Why You Also Need Calorie Dense Foods
So here’s the kicker: though they may not be as “wholesome” as nutrient dense foods, eating calorie dense foods during, before and after training will actually improve performance and eventually weight loss! Why? Because our body needs energy quick in these times. If you have it available (and of course appropriate to the duration and intensity of your workout) you will achieve much higher training quality as well as speedier recovery. And of course, with the ability to train longer and harder, the weight will come off as a result. Calories need not and should not be limited during training. You wouldn’t only put half a tank of gas in your car for a 12-hour road trip would you?
After you’ve adequately fueled your training sessions, then you can re-introduce more of those nutrient dense foods to maintain an adequate “trickle” of nutrients within the bloodstream. This is the signal your body is needing and looking for: “Oh, that was a long ride, thanks for helping me recover. I’ll keep your metabolism going!” This is the thing some would refer to as the “post metabolic burn” that can be significantly affected by both your training and recovery practices. This is also what can give your body the post-workout fat-burning boost you’ve been looking for in combination with a higher nutrient dense diet. We’ll explore this more soon!
Will you lose weight with some of the other strategies such as fasted training or eating low calorie dense foods? Sure, but you could also be risking losing that lean muscle mass that allows your body to train.

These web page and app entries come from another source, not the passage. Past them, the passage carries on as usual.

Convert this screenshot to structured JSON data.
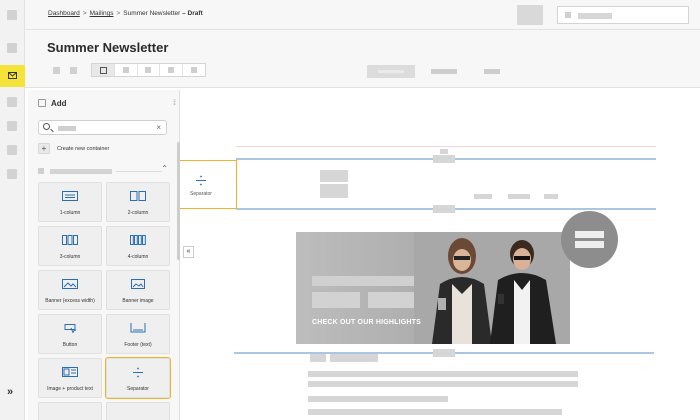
{
  "breadcrumb": {
    "items": [
      "Dashboard",
      "Mailings",
      "Summer Newsletter"
    ],
    "current_suffix": "– Draft",
    "separator": ">"
  },
  "page": {
    "title": "Summer Newsletter"
  },
  "rail": {
    "collapse_label": "»",
    "active_icon": "mail-icon"
  },
  "add_panel": {
    "title": "Add",
    "search": {
      "clear_label": "×"
    },
    "create_container_label": "Create new container",
    "panel_toggle": "«",
    "tiles": [
      {
        "label": "1-column",
        "icon": "one-column-icon"
      },
      {
        "label": "2-column",
        "icon": "two-column-icon"
      },
      {
        "label": "3-column",
        "icon": "three-column-icon"
      },
      {
        "label": "4-column",
        "icon": "four-column-icon"
      },
      {
        "label": "Banner (excess width)",
        "icon": "banner-wide-icon"
      },
      {
        "label": "Banner image",
        "icon": "image-icon"
      },
      {
        "label": "Button",
        "icon": "button-icon"
      },
      {
        "label": "Footer (text)",
        "icon": "footer-icon"
      },
      {
        "label": "Image + product text",
        "icon": "image-text-icon"
      },
      {
        "label": "Separator",
        "icon": "separator-icon",
        "highlighted": true
      }
    ]
  },
  "canvas": {
    "drag_ghost_label": "Separator",
    "banner_tagline": "CHECK OUT OUR HIGHLIGHTS"
  },
  "colors": {
    "accent_yellow": "#f5e33a",
    "highlight_orange": "#f0b429",
    "guide_blue": "#a9c6e3",
    "drop_pink": "#f5d6dc",
    "brand_orange": "#e87722"
  }
}
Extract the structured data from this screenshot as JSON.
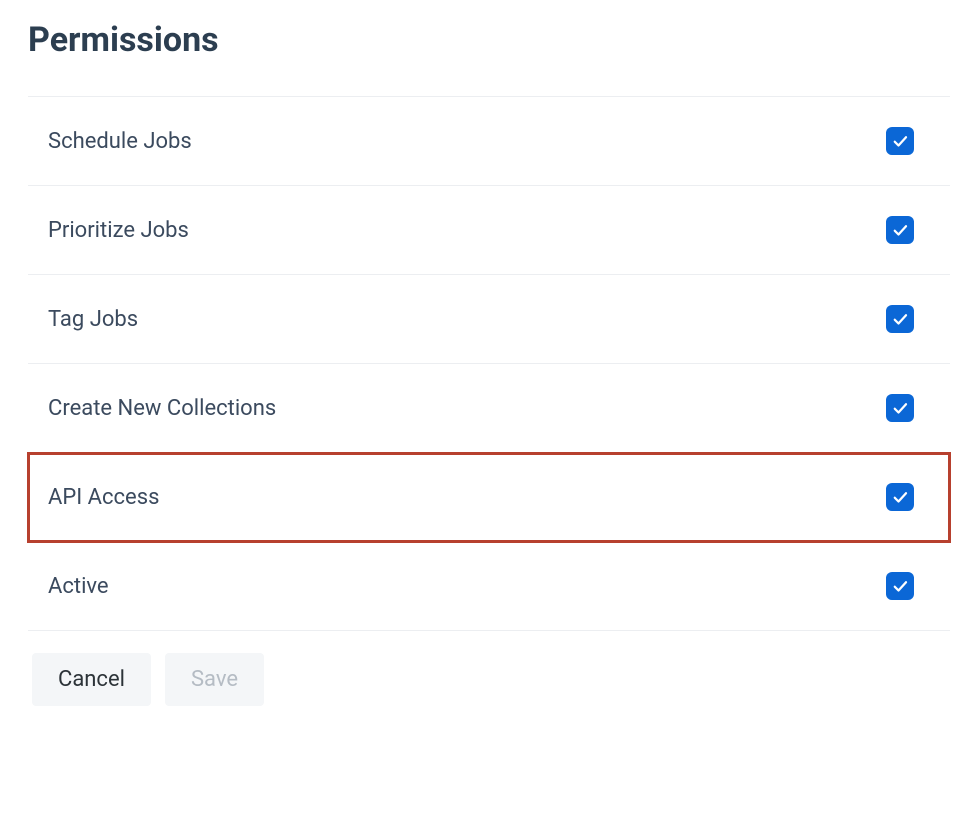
{
  "title": "Permissions",
  "permissions": [
    {
      "label": "Schedule Jobs",
      "checked": true,
      "highlighted": false
    },
    {
      "label": "Prioritize Jobs",
      "checked": true,
      "highlighted": false
    },
    {
      "label": "Tag Jobs",
      "checked": true,
      "highlighted": false
    },
    {
      "label": "Create New Collections",
      "checked": true,
      "highlighted": false
    },
    {
      "label": "API Access",
      "checked": true,
      "highlighted": true
    },
    {
      "label": "Active",
      "checked": true,
      "highlighted": false
    }
  ],
  "buttons": {
    "cancel": "Cancel",
    "save": "Save"
  },
  "colors": {
    "checkbox_bg": "#0b67d6",
    "highlight_border": "#b7402e"
  }
}
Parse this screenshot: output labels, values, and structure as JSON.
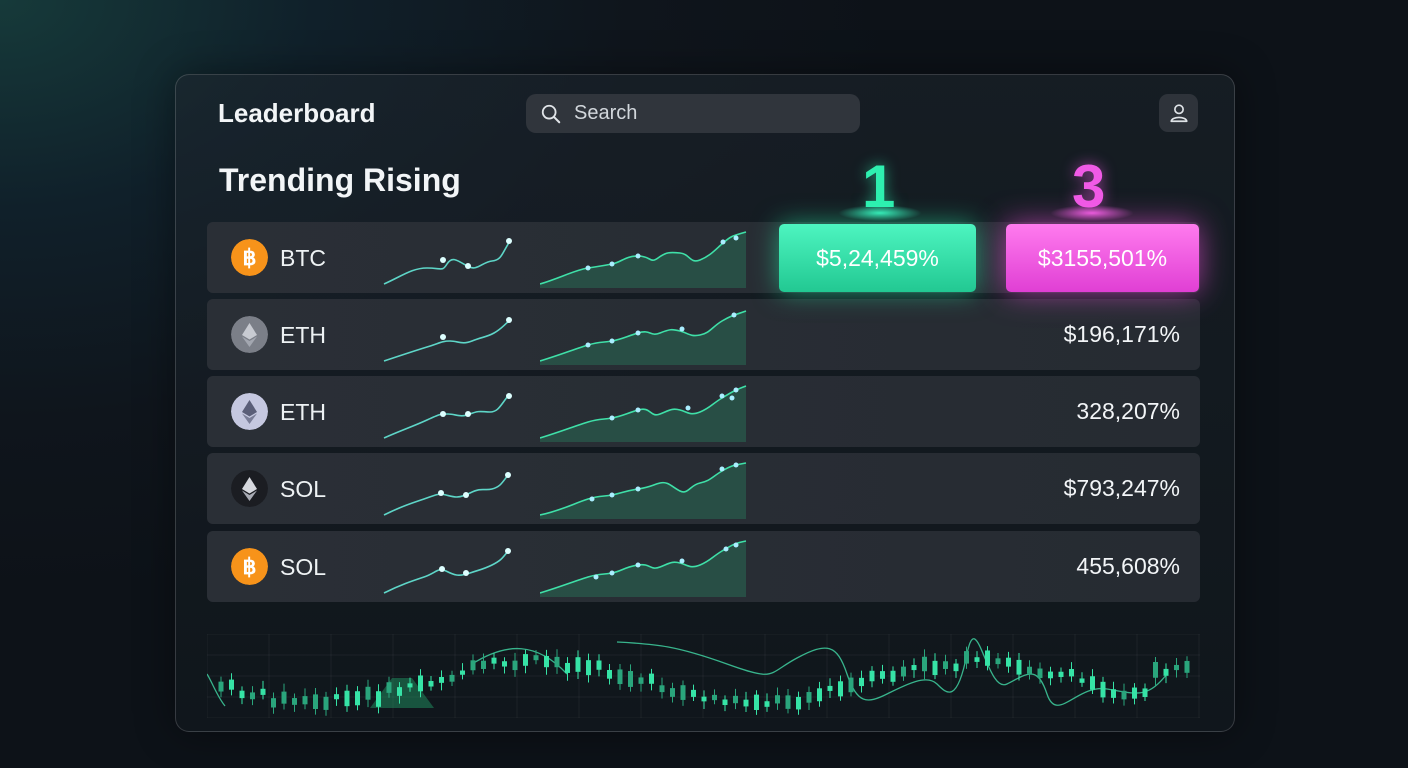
{
  "header": {
    "app_title": "Leaderboard",
    "search_placeholder": "Search"
  },
  "section_title": "Trending Rising",
  "ranks": [
    "1",
    "3"
  ],
  "rows": [
    {
      "symbol": "BTC",
      "coin_icon": "bitcoin-icon",
      "value_green": "$5,24,459%",
      "value_pink": "$3155,501%"
    },
    {
      "symbol": "ETH",
      "coin_icon": "ethereum-grey-icon",
      "value": "$196,171%"
    },
    {
      "symbol": "ETH",
      "coin_icon": "ethereum-icon",
      "value": "328,207%"
    },
    {
      "symbol": "SOL",
      "coin_icon": "ethereum-dark-icon",
      "value": "$793,247%"
    },
    {
      "symbol": "SOL",
      "coin_icon": "bitcoin-icon",
      "value": "455,608%"
    }
  ],
  "colors": {
    "accent_green": "#2ef0b0",
    "accent_pink": "#f05ae6",
    "bitcoin_orange": "#f7931a"
  }
}
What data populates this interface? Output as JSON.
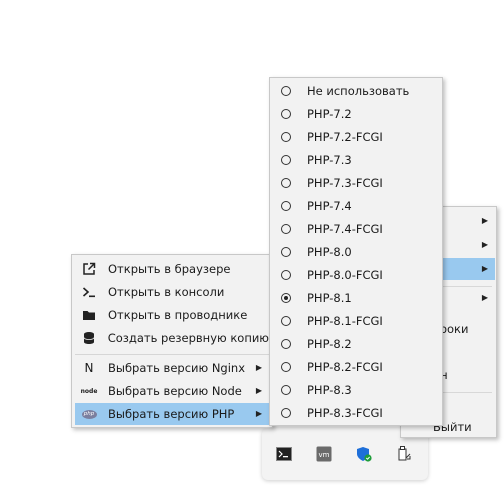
{
  "parent_menu": {
    "visible_texts": [
      "троки",
      "ён",
      "Выйти"
    ]
  },
  "context_menu": {
    "items": [
      {
        "label": "Открыть в браузере",
        "icon": "external-link-icon"
      },
      {
        "label": "Открыть в консоли",
        "icon": "terminal-prompt-icon"
      },
      {
        "label": "Открыть в проводнике",
        "icon": "folder-icon"
      },
      {
        "label": "Создать резервную копию",
        "icon": "database-icon"
      },
      {
        "label": "Выбрать версию Nginx",
        "icon": "nginx-icon",
        "icon_text": "N"
      },
      {
        "label": "Выбрать версию Node",
        "icon": "node-icon",
        "icon_text": "node"
      },
      {
        "label": "Выбрать версию PHP",
        "icon": "php-icon",
        "icon_text": "php",
        "active": true
      }
    ]
  },
  "php_menu": {
    "selected": "PHP-8.1",
    "options": [
      "Не использовать",
      "PHP-7.2",
      "PHP-7.2-FCGI",
      "PHP-7.3",
      "PHP-7.3-FCGI",
      "PHP-7.4",
      "PHP-7.4-FCGI",
      "PHP-8.0",
      "PHP-8.0-FCGI",
      "PHP-8.1",
      "PHP-8.1-FCGI",
      "PHP-8.2",
      "PHP-8.2-FCGI",
      "PHP-8.3",
      "PHP-8.3-FCGI"
    ]
  },
  "tray": {
    "icons": [
      "terminal-tray-icon",
      "vm-tray-icon",
      "security-shield-tray-icon",
      "usb-eject-tray-icon"
    ],
    "vm_text": "vm"
  },
  "colors": {
    "menu_bg": "#f2f2f2",
    "highlight": "#99c9ef",
    "border": "#c8c8c8"
  }
}
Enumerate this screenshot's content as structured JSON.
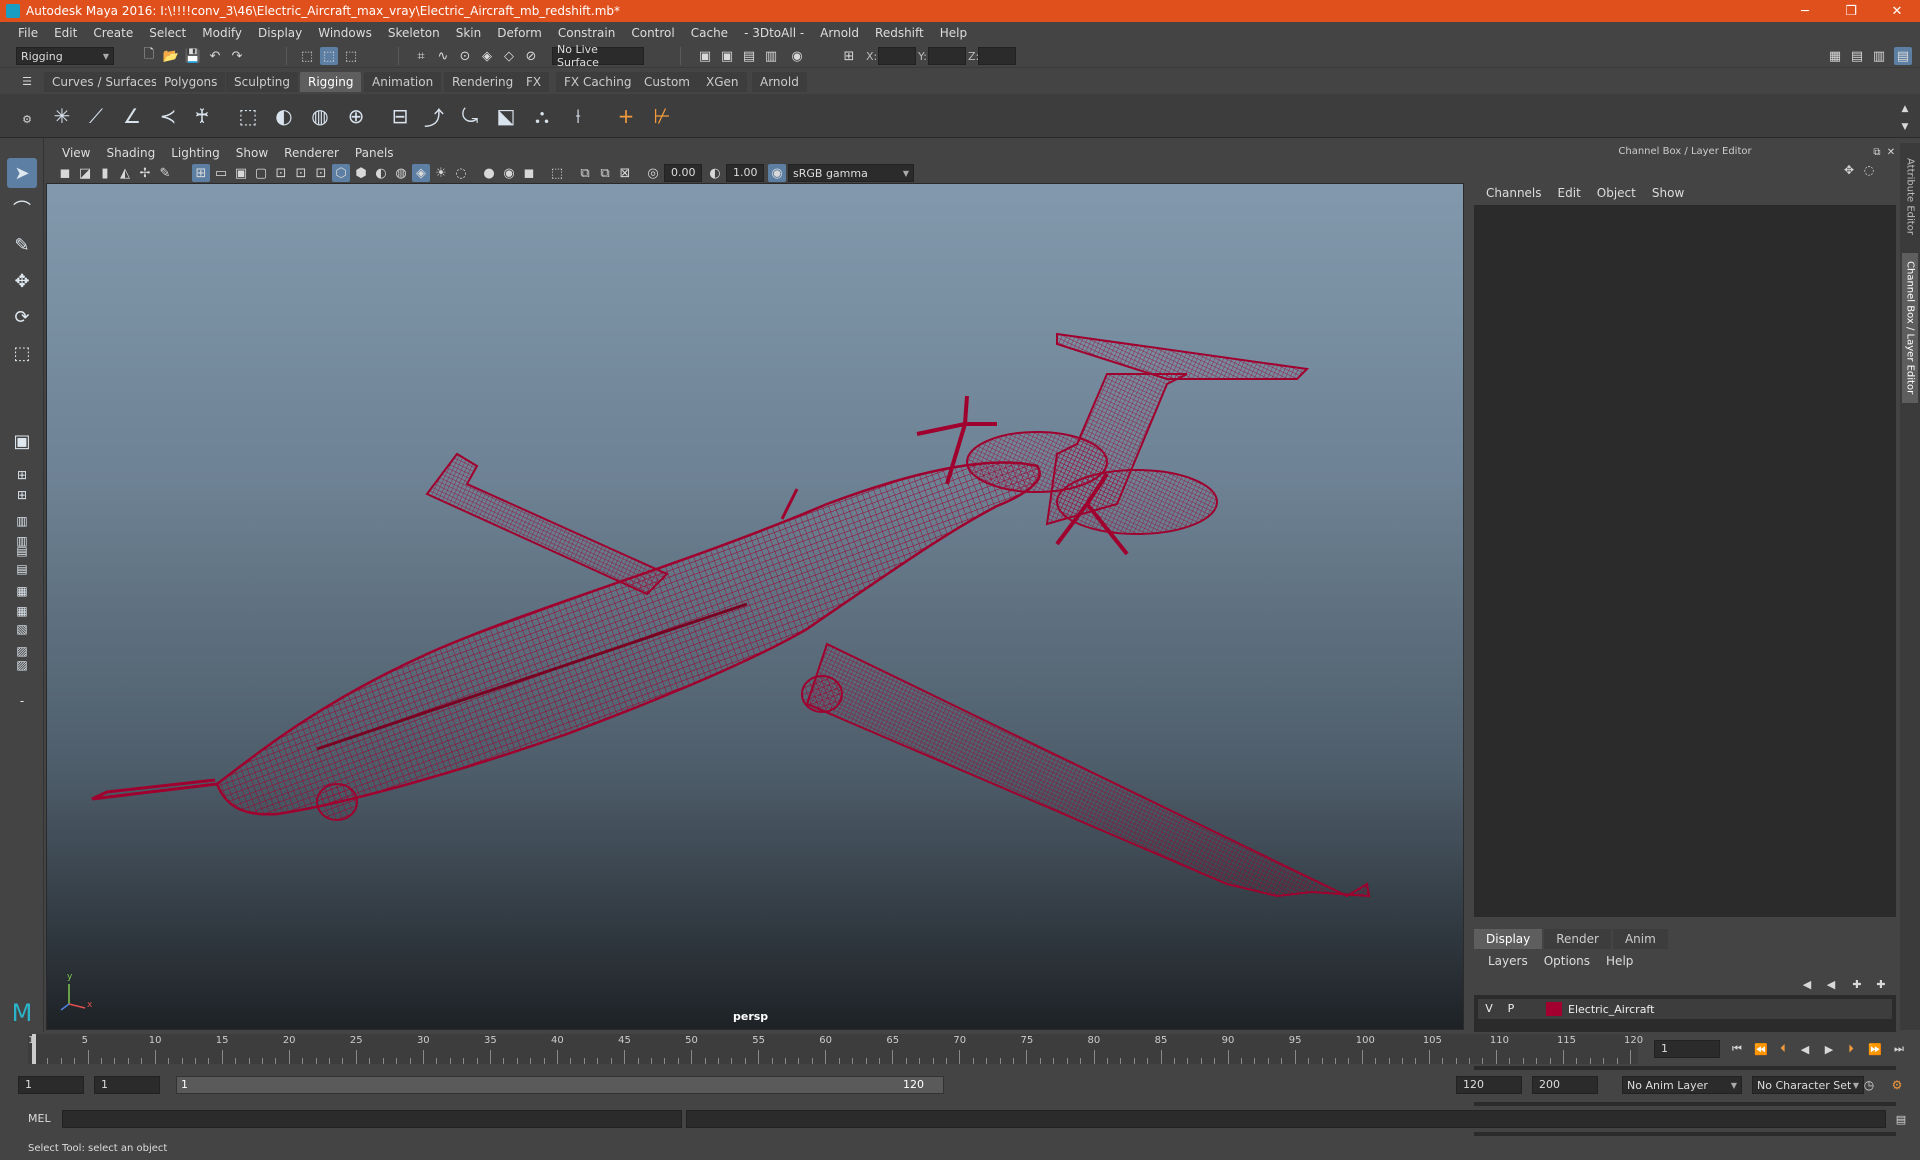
{
  "window": {
    "title": "Autodesk Maya 2016: I:\\!!!!conv_3\\46\\Electric_Aircraft_max_vray\\Electric_Aircraft_mb_redshift.mb*",
    "minimize": "─",
    "restore": "❐",
    "close": "✕"
  },
  "menubar": [
    "File",
    "Edit",
    "Create",
    "Select",
    "Modify",
    "Display",
    "Windows",
    "Skeleton",
    "Skin",
    "Deform",
    "Constrain",
    "Control",
    "Cache",
    "- 3DtoAll -",
    "Arnold",
    "Redshift",
    "Help"
  ],
  "statusline": {
    "mode": "Rigging",
    "live_surface": "No Live Surface",
    "x_label": "X:",
    "y_label": "Y:",
    "z_label": "Z:"
  },
  "shelf_tabs": [
    "Curves / Surfaces",
    "Polygons",
    "Sculpting",
    "Rigging",
    "Animation",
    "Rendering",
    "FX",
    "FX Caching",
    "Custom",
    "XGen",
    "Arnold"
  ],
  "shelf_active": "Rigging",
  "panel_menu": [
    "View",
    "Shading",
    "Lighting",
    "Show",
    "Renderer",
    "Panels"
  ],
  "panel_toolbar": {
    "exposure": "0.00",
    "gamma": "1.00",
    "color_space": "sRGB gamma"
  },
  "viewport": {
    "camera": "persp",
    "axis_y": "y",
    "axis_x": "x",
    "wire_color": "#a0002e"
  },
  "channel_box": {
    "title": "Channel Box / Layer Editor",
    "menu": [
      "Channels",
      "Edit",
      "Object",
      "Show"
    ]
  },
  "layer_editor": {
    "tabs": [
      "Display",
      "Render",
      "Anim"
    ],
    "active_tab": "Display",
    "menu": [
      "Layers",
      "Options",
      "Help"
    ],
    "layers": [
      {
        "visible": "V",
        "playback": "P",
        "name": "Electric_Aircraft",
        "color": "#a30030"
      }
    ]
  },
  "side_tabs": [
    "Attribute Editor",
    "Channel Box / Layer Editor"
  ],
  "timeline": {
    "ticks": [
      1,
      5,
      10,
      15,
      20,
      25,
      30,
      35,
      40,
      45,
      50,
      55,
      60,
      65,
      70,
      75,
      80,
      85,
      90,
      95,
      100,
      105,
      110,
      115,
      120
    ],
    "current_frame": "1"
  },
  "range": {
    "start": "1",
    "playback_start": "1",
    "slider_start": "1",
    "slider_end": "120",
    "playback_end": "120",
    "end": "200",
    "anim_layer": "No Anim Layer",
    "character_set": "No Character Set"
  },
  "command": {
    "label": "MEL"
  },
  "help_line": "Select Tool: select an object"
}
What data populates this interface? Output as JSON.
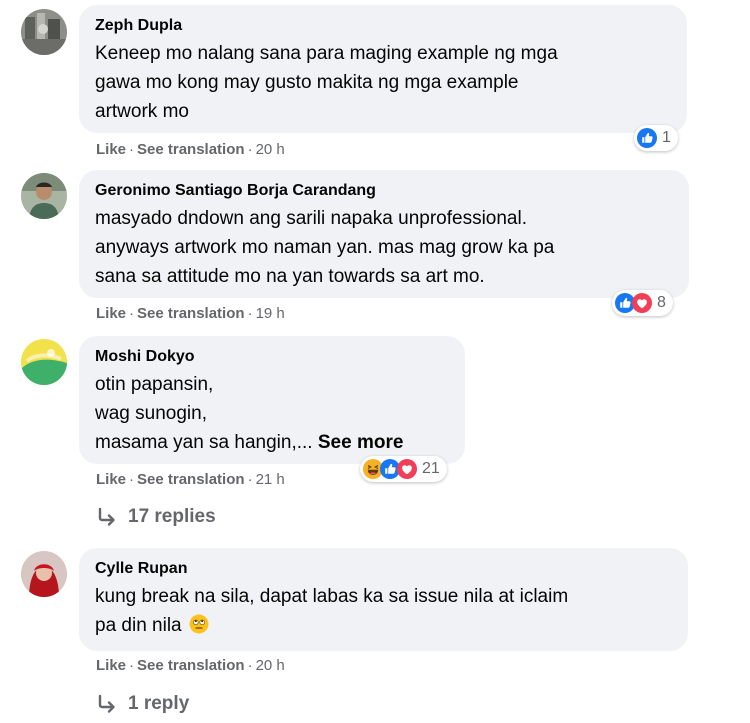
{
  "comments": [
    {
      "author": "Zeph Dupla",
      "lines": [
        "Keneep mo nalang sana para maging example ng mga",
        "gawa mo kong may gusto makita ng mga example",
        "artwork mo"
      ],
      "actions": {
        "like": "Like",
        "translate": "See translation",
        "time": "20 h"
      },
      "reactions": {
        "icons": [
          "like-icon"
        ],
        "count": "1"
      }
    },
    {
      "author": "Geronimo Santiago Borja Carandang",
      "lines": [
        "masyado dndown ang sarili napaka unprofessional.",
        "anyways artwork mo naman yan. mas mag grow ka pa",
        "sana sa attitude mo na yan towards sa art mo."
      ],
      "actions": {
        "like": "Like",
        "translate": "See translation",
        "time": "19 h"
      },
      "reactions": {
        "icons": [
          "like-icon",
          "love-icon"
        ],
        "count": "8"
      }
    },
    {
      "author": "Moshi Dokyo",
      "lines": [
        "otin papansin,",
        "wag sunogin,",
        "masama yan sa hangin,..."
      ],
      "see_more": "See more",
      "actions": {
        "like": "Like",
        "translate": "See translation",
        "time": "21 h"
      },
      "reactions": {
        "icons": [
          "haha-icon",
          "like-icon",
          "love-icon"
        ],
        "count": "21"
      },
      "replies": "17 replies"
    },
    {
      "author": "Cylle Rupan",
      "lines": [
        "kung break na sila, dapat labas ka sa issue nila at iclaim",
        "pa din nila"
      ],
      "actions": {
        "like": "Like",
        "translate": "See translation",
        "time": "20 h"
      },
      "replies": "1 reply"
    }
  ],
  "colors": {
    "bubble": "#f0f2f5",
    "meta": "#65676b",
    "like": "#1877f2",
    "love": "#f33e58",
    "haha": "#f7b125"
  }
}
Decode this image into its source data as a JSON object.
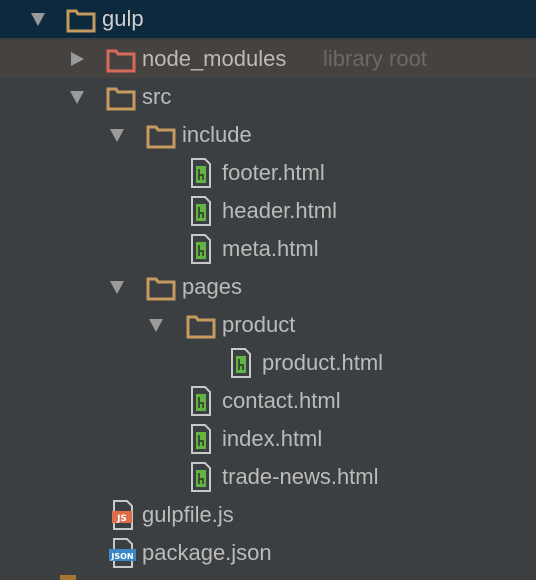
{
  "project_tree": {
    "root": {
      "label": "gulp",
      "icon": "folder-icon",
      "expanded": true
    },
    "node_modules": {
      "label": "node_modules",
      "suffix": "library root",
      "icon": "excluded-folder-icon",
      "expanded": false
    },
    "src": {
      "label": "src",
      "icon": "folder-icon",
      "expanded": true
    },
    "include": {
      "label": "include",
      "icon": "folder-icon",
      "expanded": true,
      "files": [
        "footer.html",
        "header.html",
        "meta.html"
      ]
    },
    "pages": {
      "label": "pages",
      "icon": "folder-icon",
      "expanded": true,
      "product_folder": {
        "label": "product",
        "icon": "folder-icon",
        "expanded": true,
        "files": [
          "product.html"
        ]
      },
      "files": [
        "contact.html",
        "index.html",
        "trade-news.html"
      ]
    },
    "gulpfile": {
      "label": "gulpfile.js",
      "icon": "js-file-icon",
      "badge": "JS"
    },
    "package": {
      "label": "package.json",
      "icon": "json-file-icon",
      "badge": "JSON"
    }
  },
  "colors": {
    "background": "#3c3f41",
    "selected_row": "#0d293e",
    "excluded_row": "#45423f",
    "text": "#bbbbbb",
    "muted_text": "#6a6a6a",
    "folder": "#c69b5d",
    "excluded_folder": "#d86a5a",
    "html_file_green": "#62b543",
    "js_badge": "#e06d4a",
    "json_badge": "#3a86c8"
  }
}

Increased soreness, muscle fatigue, mental exhaustion, potential sickness can all come into the picture at this point.
In short, eat calorie dense foods (and plenty of them) with high carbohydrate content before, during, and after training. For the rest of the day, eat nutrient dense foods. This timing of your meals will sustain performance and allow your body to burn off the excess fat.
Putting It Into Practice
So how exactly do you execute this nutrition strategy? Here are some key practices:
Don’t miss breakfast, whatever you do!
Hydrate consistently– don’t be afraid to utilize an electrolyte if training volume is daily.
Stash some nuts/dried fruit, beef jerky in the desk drawer or your car...once you start paying attention to your blood sugar, you’ll realize how often you need them.
Don’t train on an empty stomach – try to get in a light snack roughly 90-120 min before training. If you want to burn fat, you’ve got to have some carbs to get the fire going!
Focus the majority of your starch/sugary carb intake in and around training so your body has a quick source of energy to maintain performance.
Get assessed so you know what your basal metabolic rate is (outside of exercise, it’s our largest caloric expenditure) and understand how many calories you’re expending. Don’t guess!
When you’re putting together your daily meals, aim for thirds on your plate; 1/3 protein, 1/3 healthy fat, and 1/3 vegetables, fruits, grains. This is the nutrient dense part of your day. Keep it steady and enjoy the energy that goes along with it.
When fueling for workouts, the ⅓ rule becomes less important. Choose healthy foods, but ones with carbohydrates and calories that will digest more easily; banana, sports drinks, gels. Find something that works with your stomach!
It’ll take some practice, but over time this timing and balance can become habit. It’s all about learning to change when we eat certain foods and fueling in and around training with the calorie dense fuels our body is demanding at those times. When you learn to do this, you’ll find that you can actually eat more (in terms of calories), lose weight and attain the ultimate goal - perform at your best.